Publishing Partner: Cambridge University Press CUP Extra Publisher Login
amazon logo
More Info

New from Oxford University Press!


It's Been Said Before

By Orin Hargraves

It's Been Said Before "examines why certain phrases become clichés and why they should be avoided -- or why they still have life left in them."

New from Cambridge University Press!


Sounds Fascinating

By J. C. Wells

How do you pronounce biopic, synod, and Breughel? - and why? Do our cake and archaic sound the same? Where does the stress go in stalagmite? What's odd about the word epergne? As a finale, the author writes a letter to his 16-year-old self.

Academic Paper

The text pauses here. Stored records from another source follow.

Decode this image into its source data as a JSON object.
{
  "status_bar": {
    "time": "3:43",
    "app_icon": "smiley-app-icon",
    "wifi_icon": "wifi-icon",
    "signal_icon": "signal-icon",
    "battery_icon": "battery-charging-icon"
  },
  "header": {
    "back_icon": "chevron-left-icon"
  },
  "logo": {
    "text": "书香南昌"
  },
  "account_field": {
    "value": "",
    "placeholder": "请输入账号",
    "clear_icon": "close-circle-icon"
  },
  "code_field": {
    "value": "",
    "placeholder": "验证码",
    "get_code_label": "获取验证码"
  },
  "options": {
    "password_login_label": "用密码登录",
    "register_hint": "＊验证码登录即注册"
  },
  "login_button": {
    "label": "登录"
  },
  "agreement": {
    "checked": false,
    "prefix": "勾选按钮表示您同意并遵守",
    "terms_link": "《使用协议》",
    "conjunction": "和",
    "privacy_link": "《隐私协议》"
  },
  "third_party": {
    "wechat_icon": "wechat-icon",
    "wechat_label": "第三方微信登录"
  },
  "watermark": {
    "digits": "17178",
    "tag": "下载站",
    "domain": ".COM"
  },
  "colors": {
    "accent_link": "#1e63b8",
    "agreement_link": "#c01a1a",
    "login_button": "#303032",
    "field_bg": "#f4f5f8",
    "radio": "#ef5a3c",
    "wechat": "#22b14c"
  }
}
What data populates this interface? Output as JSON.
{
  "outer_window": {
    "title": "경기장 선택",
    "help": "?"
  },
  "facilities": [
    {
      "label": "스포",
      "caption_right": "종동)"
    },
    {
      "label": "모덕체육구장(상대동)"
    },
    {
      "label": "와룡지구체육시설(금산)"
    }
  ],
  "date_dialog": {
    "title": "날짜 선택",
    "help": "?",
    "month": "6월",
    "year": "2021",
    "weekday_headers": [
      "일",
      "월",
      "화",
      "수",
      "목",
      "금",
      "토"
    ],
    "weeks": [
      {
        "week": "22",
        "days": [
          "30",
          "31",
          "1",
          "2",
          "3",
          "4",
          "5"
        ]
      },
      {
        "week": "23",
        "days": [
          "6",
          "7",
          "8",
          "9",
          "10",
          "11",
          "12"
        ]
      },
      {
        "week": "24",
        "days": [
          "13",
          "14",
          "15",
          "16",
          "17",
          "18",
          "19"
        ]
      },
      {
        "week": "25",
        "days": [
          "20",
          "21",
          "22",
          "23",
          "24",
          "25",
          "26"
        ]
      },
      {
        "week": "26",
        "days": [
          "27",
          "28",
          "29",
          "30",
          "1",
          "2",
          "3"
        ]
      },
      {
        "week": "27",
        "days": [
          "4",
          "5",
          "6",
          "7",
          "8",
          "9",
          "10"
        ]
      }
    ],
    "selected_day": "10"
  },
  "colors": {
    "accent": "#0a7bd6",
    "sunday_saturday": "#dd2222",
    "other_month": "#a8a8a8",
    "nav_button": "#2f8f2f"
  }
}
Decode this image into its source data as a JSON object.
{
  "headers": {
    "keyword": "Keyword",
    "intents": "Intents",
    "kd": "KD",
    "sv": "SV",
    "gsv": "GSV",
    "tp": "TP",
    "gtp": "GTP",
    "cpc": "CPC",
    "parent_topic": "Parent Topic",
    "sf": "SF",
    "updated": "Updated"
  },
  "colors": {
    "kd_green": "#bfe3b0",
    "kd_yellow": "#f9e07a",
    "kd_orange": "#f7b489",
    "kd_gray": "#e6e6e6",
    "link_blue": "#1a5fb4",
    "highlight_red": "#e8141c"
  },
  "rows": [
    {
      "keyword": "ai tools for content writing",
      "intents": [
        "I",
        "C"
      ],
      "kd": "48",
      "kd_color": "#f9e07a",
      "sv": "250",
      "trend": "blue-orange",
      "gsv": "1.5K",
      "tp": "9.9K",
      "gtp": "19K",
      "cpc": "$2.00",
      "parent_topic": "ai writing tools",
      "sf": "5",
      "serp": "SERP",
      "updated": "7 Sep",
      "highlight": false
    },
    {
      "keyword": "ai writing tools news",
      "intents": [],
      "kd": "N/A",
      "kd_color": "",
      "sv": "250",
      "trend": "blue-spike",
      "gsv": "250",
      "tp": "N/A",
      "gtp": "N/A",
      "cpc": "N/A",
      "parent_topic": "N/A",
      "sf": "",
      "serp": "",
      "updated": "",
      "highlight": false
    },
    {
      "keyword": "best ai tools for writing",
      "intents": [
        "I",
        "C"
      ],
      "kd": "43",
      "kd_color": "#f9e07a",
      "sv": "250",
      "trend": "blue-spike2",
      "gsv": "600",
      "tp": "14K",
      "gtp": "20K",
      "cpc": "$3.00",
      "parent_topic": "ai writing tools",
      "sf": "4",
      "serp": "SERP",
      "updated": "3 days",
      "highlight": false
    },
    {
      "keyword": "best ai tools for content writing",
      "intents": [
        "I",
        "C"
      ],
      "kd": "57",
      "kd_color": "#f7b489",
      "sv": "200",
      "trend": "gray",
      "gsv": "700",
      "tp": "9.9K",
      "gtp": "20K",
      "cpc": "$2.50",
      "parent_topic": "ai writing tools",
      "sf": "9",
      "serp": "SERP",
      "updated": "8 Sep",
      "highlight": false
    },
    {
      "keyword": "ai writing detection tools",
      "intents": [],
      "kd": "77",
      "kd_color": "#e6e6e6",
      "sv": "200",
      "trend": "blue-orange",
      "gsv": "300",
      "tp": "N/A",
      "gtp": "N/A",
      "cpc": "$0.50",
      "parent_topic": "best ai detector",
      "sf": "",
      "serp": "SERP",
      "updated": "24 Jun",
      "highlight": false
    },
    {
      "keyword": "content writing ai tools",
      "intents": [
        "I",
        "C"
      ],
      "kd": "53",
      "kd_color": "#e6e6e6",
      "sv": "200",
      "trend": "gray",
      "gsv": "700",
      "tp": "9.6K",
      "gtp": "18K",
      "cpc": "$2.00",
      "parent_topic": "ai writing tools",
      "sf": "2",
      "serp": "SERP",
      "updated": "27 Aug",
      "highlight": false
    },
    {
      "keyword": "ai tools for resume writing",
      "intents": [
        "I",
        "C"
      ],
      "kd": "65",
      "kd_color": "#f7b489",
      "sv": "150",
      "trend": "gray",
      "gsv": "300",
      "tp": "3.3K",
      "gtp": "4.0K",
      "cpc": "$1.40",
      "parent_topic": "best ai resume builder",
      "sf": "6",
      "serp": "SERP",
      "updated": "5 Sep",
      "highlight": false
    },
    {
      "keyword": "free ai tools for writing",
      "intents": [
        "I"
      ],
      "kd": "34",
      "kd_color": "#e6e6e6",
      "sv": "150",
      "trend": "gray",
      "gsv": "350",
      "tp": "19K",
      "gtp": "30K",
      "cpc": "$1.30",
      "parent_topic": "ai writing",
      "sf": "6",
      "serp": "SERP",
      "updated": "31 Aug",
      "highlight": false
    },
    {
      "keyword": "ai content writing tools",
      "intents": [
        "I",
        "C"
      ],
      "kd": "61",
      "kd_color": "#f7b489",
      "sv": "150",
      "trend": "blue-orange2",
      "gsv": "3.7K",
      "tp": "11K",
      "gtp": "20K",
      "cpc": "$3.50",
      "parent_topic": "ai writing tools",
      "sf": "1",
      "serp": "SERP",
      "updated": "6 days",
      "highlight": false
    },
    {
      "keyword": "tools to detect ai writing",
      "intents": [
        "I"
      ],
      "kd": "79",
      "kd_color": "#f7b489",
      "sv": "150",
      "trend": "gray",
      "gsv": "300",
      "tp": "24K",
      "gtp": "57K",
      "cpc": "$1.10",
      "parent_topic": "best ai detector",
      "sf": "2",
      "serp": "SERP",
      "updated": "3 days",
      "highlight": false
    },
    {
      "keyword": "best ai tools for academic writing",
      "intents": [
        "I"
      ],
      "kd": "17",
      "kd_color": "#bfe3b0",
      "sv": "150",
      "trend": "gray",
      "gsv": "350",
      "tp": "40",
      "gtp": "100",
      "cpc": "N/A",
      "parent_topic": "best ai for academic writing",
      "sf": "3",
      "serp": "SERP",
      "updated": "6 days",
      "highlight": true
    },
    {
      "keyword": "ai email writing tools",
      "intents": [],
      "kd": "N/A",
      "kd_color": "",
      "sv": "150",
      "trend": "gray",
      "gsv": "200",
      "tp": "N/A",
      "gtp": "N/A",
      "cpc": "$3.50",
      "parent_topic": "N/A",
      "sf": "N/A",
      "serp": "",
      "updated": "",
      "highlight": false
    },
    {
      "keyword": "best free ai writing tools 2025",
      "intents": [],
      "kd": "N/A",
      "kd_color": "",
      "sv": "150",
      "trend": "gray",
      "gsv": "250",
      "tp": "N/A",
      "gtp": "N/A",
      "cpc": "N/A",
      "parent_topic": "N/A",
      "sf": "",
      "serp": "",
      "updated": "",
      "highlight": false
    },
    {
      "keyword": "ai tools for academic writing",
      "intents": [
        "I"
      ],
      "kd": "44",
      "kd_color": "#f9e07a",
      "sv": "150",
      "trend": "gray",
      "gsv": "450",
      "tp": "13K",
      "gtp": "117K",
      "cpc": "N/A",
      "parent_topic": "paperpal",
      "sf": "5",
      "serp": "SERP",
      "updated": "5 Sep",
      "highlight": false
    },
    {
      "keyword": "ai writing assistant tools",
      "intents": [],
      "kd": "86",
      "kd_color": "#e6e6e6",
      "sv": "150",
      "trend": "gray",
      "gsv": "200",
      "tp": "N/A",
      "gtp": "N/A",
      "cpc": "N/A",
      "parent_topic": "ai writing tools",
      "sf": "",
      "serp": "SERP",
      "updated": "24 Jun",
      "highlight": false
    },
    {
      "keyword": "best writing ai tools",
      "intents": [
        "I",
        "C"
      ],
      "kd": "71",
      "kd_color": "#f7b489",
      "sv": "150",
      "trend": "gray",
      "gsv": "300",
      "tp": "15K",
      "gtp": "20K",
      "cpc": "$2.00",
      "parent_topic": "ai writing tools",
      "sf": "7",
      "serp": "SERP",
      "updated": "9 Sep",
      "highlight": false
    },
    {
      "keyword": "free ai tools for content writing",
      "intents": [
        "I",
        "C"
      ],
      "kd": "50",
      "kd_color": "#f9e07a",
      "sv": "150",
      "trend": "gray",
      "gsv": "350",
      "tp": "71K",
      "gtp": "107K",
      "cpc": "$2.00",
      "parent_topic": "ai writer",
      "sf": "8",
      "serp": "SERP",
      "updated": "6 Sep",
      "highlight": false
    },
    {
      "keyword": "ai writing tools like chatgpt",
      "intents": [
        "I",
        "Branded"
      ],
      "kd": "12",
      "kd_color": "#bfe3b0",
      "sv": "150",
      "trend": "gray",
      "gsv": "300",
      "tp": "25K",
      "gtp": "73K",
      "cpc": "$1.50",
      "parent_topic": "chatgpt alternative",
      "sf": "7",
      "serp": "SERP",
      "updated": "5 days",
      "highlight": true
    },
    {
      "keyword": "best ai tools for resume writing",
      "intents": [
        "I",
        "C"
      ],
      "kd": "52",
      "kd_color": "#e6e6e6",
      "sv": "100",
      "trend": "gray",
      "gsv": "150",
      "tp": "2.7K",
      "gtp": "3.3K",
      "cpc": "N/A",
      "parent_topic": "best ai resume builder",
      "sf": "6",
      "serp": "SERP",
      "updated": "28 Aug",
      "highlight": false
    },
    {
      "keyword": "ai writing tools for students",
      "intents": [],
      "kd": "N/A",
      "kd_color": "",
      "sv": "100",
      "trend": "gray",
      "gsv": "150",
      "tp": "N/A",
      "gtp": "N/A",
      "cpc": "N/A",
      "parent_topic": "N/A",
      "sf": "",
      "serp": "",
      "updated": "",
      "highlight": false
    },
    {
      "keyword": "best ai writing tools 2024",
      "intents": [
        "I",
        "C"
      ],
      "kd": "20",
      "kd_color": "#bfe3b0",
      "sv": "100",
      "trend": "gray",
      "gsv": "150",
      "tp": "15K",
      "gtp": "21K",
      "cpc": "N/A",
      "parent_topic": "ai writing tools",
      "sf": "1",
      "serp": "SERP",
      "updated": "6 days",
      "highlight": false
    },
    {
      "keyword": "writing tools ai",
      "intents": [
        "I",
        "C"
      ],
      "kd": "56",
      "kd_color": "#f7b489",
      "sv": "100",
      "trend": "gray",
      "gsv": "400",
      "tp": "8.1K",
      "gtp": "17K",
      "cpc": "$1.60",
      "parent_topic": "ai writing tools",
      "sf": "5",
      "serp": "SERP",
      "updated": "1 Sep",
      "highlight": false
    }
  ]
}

Title: Sentence production in Parkinson disease: Effects of conceptual and task complexity
Author: Michelle S. Troche
Institution: University of Florida
Author: Lori J. P. Altmann
Email: click here TO access email
Institution: University of Florida
Linguistic Field: Psycholinguistics
Abstract: Experimental studies of sentence production in Parkinson disease (PD) are rare. This study examined the relationship between cognitive abilities and performance on two sentence production tasks, sentence repetition, and sentence generation, in which complexity was manipulated. Thirty-eight older adults aged 60 to 85, half with PD, completed the two language tasks plus a cognitive battery. Participants with PD performed more poorly in the repetition task overall, especially in fluency, but differences were no longer significant once cognitive ability was controlled. In contrast, on the sentence generation task the PD group was significantly impaired on all language dimensions and overall performance. Although cognitive ability accounted for significant variance in all measures of sentence generation, the PD group remained significantly impaired when these factors were controlled. These findings suggest that, although language production is influenced by cognitive abilities, it can be significantly impaired in PD over and above the effects of differences in cognitive abilities.


This article appears IN Applied Psycholinguistics Vol. 33, Issue 2.

Return to TOC.

Add a new paper
Return to Academic Papers main page
Return to Directory of Linguists main page